◆ **WORK INSTRUCTIONS**:
Repeat the listing beneath this line exactly, keeping every character.
====== DATASET RECORDS ======
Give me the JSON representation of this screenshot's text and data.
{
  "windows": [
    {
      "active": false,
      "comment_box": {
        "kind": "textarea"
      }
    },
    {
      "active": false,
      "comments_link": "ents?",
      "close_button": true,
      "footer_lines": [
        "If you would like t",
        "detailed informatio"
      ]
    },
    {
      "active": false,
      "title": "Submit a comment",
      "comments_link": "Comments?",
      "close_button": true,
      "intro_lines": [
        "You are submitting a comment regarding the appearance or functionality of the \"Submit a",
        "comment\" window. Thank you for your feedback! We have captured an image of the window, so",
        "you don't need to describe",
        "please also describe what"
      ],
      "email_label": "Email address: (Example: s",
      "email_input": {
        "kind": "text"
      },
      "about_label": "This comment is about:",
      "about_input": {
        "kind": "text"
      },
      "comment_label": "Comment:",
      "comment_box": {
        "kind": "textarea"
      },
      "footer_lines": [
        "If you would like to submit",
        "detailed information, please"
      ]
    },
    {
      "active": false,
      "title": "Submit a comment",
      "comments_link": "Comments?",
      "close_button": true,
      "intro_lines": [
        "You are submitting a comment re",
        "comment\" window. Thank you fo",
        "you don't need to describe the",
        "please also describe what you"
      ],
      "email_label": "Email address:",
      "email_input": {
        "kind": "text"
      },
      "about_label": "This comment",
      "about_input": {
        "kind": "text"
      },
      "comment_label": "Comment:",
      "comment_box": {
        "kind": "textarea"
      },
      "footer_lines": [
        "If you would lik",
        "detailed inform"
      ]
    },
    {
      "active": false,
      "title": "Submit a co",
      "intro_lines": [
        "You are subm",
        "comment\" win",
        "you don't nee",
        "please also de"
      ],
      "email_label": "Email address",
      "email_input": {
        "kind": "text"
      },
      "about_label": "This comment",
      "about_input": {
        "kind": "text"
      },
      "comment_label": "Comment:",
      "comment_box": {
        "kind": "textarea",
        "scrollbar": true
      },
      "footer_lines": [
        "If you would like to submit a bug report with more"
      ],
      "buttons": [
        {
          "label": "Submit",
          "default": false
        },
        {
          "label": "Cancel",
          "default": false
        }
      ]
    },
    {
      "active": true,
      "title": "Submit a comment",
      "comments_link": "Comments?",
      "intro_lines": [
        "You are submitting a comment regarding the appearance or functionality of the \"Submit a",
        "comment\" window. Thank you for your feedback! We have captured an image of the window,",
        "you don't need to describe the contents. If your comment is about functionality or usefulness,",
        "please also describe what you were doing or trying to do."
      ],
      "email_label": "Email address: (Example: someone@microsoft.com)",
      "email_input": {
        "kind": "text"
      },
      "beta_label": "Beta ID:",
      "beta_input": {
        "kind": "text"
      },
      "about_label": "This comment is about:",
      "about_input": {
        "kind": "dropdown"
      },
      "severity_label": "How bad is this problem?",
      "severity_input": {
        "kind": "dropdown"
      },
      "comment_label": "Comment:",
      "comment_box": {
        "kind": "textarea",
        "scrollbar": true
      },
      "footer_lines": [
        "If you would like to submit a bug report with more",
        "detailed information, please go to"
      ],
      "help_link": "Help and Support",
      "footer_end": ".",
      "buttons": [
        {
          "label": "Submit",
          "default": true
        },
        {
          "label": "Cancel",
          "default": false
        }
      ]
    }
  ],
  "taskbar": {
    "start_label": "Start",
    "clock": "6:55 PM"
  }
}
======
◆ **EXERCISE RESPONSE**:
Give me the JSON representation of this screenshot's text and data.
{
  "windows": [
    {
      "active": false,
      "comment_box": {
        "kind": "textarea"
      }
    },
    {
      "active": false,
      "comments_link": "ents?",
      "close_button": true,
      "footer_lines": [
        "If you would like t",
        "detailed informatio"
      ]
    },
    {
      "active": false,
      "title": "Submit a comment",
      "comments_link": "Comments?",
      "close_button": true,
      "intro_lines": [
        "You are submitting a comment regarding the appearance or functionality of the \"Submit a",
        "comment\" window. Thank you for your feedback! We have captured an image of the window, so",
        "you don't need to describe",
        "please also describe what"
      ],
      "email_label": "Email address: (Example: s",
      "email_input": {
        "kind": "text"
      },
      "about_label": "This comment is about:",
      "about_input": {
        "kind": "text"
      },
      "comment_label": "Comment:",
      "comment_box": {
        "kind": "textarea"
      },
      "footer_lines": [
        "If you would like to submit",
        "detailed information, please"
      ]
    },
    {
      "active": false,
      "title": "Submit a comment",
      "comments_link": "Comments?",
      "close_button": true,
      "intro_lines": [
        "You are submitting a comment re",
        "comment\" window. Thank you fo",
        "you don't need to describe the",
        "please also describe what you"
      ],
      "email_label": "Email address:",
      "email_input": {
        "kind": "text"
      },
      "about_label": "This comment",
      "about_input": {
        "kind": "text"
      },
      "comment_label": "Comment:",
      "comment_box": {
        "kind": "textarea"
      },
      "footer_lines": [
        "If you would lik",
        "detailed inform"
      ]
    },
    {
      "active": false,
      "title": "Submit a co",
      "intro_lines": [
        "You are subm",
        "comment\" win",
        "you don't nee",
        "please also de"
      ],
      "email_label": "Email address",
      "email_input": {
        "kind": "text"
      },
      "about_label": "This comment",
      "about_input": {
        "kind": "text"
      },
      "comment_label": "Comment:",
      "comment_box": {
        "kind": "textarea",
        "scrollbar": true
      },
      "footer_lines": [
        "If you would like to submit a bug report with more"
      ],
      "buttons": [
        {
          "label": "Submit",
          "default": false
        },
        {
          "label": "Cancel",
          "default": false
        }
      ]
    },
    {
      "active": true,
      "title": "Submit a comment",
      "comments_link": "Comments?",
      "intro_lines": [
        "You are submitting a comment regarding the appearance or functionality of the \"Submit a",
        "comment\" window. Thank you for your feedback! We have captured an image of the window,",
        "you don't need to describe the contents. If your comment is about functionality or usefulness,",
        "please also describe what you were doing or trying to do."
      ],
      "email_label": "Email address: (Example: someone@microsoft.com)",
      "email_input": {
        "kind": "text"
      },
      "beta_label": "Beta ID:",
      "beta_input": {
        "kind": "text"
      },
      "about_label": "This comment is about:",
      "about_input": {
        "kind": "dropdown"
      },
      "severity_label": "How bad is this problem?",
      "severity_input": {
        "kind": "dropdown"
      },
      "comment_label": "Comment:",
      "comment_box": {
        "kind": "textarea",
        "scrollbar": true
      },
      "footer_lines": [
        "If you would like to submit a bug report with more",
        "detailed information, please go to"
      ],
      "help_link": "Help and Support",
      "footer_end": ".",
      "buttons": [
        {
          "label": "Submit",
          "default": true
        },
        {
          "label": "Cancel",
          "default": false
        }
      ]
    }
  ],
  "taskbar": {
    "start_label": "Start",
    "clock": "6:55 PM"
  }
}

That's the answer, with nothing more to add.